• [WORK TO BE COMPLETED]
If a line in the listing below contains "Properties", return that line.

[[ RECORDS PROVIDED, beginning ]]

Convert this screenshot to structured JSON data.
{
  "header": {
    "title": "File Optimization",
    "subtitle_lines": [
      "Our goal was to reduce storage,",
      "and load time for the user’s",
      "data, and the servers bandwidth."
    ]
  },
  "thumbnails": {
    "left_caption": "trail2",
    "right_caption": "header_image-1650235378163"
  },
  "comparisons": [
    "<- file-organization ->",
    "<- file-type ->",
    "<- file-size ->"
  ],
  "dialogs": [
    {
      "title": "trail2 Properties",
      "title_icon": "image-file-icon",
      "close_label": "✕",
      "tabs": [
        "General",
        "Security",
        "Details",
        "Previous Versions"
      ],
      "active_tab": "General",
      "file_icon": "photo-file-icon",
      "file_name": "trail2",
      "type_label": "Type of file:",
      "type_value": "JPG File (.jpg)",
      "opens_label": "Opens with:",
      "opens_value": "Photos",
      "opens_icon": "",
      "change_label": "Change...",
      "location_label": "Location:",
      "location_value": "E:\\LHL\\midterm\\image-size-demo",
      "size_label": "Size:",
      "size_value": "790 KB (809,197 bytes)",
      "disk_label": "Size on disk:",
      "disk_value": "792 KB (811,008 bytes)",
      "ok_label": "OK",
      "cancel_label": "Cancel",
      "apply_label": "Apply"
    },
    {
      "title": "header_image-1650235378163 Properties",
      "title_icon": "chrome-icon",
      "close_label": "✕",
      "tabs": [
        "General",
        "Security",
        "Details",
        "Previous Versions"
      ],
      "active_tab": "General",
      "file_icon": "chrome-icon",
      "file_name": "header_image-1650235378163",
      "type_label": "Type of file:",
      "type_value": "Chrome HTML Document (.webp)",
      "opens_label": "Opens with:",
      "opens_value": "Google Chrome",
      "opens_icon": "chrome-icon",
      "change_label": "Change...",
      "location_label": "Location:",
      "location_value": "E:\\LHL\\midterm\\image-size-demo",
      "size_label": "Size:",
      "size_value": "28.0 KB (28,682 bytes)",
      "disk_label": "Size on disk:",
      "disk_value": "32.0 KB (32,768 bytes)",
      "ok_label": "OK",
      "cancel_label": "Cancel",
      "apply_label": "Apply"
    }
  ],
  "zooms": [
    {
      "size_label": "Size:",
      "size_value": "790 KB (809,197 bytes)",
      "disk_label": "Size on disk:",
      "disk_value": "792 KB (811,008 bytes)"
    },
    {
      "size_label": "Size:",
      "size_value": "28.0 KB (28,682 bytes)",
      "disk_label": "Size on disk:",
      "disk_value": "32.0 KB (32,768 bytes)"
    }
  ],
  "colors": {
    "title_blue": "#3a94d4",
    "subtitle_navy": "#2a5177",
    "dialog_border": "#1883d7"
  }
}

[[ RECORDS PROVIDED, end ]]

• [FINISHED TASK]
      "title": "trail2 Properties",
      "title": "header_image-1650235378163 Properties",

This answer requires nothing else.